*** Opening of DATA ***

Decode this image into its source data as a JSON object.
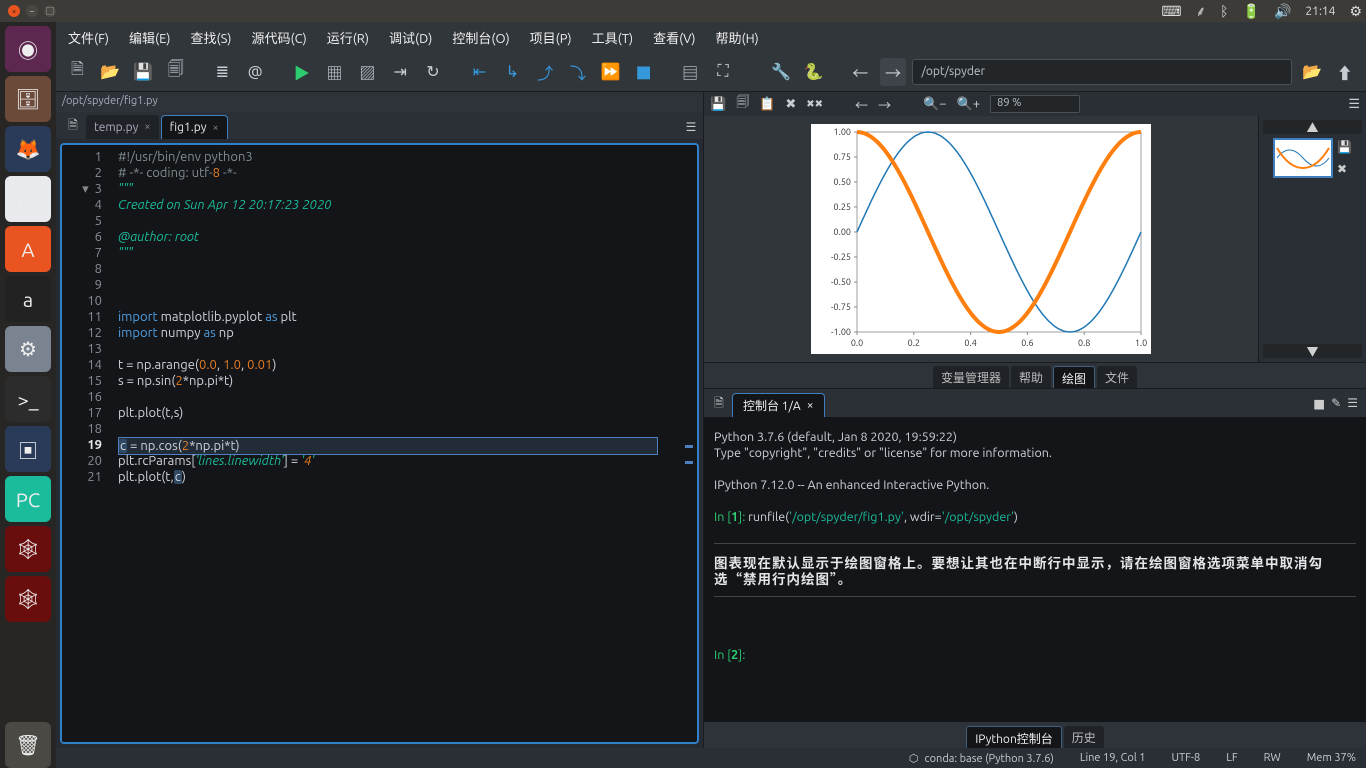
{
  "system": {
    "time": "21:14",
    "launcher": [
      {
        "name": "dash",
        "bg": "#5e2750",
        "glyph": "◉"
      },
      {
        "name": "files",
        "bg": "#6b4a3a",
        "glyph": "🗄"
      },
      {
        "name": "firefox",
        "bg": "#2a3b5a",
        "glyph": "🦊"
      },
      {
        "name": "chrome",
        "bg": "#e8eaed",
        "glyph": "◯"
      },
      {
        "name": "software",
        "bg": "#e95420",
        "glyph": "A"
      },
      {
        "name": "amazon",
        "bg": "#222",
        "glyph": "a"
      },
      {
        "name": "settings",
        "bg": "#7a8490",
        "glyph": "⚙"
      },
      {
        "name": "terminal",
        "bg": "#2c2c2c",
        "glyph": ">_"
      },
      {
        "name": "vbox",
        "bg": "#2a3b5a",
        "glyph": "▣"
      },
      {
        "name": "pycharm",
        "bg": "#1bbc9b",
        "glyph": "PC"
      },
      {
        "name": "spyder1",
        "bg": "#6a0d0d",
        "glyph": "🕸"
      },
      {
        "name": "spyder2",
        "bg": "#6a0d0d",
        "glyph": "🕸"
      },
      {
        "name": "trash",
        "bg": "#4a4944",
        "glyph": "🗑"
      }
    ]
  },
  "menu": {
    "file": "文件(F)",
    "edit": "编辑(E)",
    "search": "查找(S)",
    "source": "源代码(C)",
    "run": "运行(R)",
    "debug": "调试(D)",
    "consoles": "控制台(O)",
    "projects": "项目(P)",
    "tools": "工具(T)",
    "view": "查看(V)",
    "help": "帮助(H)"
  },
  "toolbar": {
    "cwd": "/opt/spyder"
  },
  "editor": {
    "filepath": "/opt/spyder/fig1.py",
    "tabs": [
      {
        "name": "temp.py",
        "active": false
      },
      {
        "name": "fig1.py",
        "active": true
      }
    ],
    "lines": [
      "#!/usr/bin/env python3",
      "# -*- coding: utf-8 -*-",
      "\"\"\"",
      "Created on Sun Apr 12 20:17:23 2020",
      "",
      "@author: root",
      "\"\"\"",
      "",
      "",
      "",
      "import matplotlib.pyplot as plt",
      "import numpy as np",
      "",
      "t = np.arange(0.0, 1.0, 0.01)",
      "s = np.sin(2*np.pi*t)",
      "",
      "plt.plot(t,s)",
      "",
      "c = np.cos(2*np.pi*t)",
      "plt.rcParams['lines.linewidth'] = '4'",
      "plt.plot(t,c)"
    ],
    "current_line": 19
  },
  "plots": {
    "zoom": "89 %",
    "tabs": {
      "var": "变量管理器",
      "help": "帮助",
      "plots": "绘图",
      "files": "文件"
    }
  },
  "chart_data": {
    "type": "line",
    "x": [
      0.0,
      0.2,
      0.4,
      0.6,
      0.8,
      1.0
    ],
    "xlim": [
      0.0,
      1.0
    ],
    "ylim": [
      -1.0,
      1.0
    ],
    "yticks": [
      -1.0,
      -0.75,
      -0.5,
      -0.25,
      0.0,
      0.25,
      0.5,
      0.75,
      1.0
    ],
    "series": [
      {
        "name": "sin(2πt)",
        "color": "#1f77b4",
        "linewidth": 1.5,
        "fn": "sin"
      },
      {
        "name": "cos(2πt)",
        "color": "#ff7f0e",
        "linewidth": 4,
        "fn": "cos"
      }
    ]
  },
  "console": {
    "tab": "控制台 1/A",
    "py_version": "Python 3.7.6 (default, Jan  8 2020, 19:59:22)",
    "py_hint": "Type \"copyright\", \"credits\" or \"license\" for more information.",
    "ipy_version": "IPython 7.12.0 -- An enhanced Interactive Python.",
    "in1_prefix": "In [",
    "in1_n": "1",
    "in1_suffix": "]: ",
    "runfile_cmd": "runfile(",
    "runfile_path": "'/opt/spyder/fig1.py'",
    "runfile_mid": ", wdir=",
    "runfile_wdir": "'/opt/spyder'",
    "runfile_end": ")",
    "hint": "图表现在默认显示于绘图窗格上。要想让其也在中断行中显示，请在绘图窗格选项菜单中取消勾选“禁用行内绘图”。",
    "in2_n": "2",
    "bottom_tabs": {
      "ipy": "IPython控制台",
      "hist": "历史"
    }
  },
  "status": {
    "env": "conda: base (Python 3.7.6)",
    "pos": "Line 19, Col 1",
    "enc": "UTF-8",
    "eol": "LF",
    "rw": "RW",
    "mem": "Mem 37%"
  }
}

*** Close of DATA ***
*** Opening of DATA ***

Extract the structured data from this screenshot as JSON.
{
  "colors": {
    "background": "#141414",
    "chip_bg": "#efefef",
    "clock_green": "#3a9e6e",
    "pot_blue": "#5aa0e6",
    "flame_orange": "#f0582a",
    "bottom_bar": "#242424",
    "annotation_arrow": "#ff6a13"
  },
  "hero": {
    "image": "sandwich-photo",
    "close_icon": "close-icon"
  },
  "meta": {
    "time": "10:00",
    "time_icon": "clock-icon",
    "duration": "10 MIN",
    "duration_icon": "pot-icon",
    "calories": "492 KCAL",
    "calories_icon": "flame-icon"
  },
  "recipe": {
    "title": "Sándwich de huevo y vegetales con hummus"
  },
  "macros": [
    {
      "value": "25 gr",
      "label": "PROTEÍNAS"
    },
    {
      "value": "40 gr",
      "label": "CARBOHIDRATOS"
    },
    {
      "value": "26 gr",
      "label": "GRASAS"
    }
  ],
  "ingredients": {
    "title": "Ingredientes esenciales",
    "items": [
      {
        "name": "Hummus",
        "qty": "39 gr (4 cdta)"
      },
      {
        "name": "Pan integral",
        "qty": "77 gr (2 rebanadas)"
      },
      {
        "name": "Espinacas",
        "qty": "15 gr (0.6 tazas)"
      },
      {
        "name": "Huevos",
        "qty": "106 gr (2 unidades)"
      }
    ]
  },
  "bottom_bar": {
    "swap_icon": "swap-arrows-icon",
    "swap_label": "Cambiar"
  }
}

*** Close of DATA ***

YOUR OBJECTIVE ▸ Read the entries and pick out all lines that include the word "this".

RESPONSE AREA ▸
Decode this image into its source data as a JSON object.
Extract the structured data from this screenshot as JSON.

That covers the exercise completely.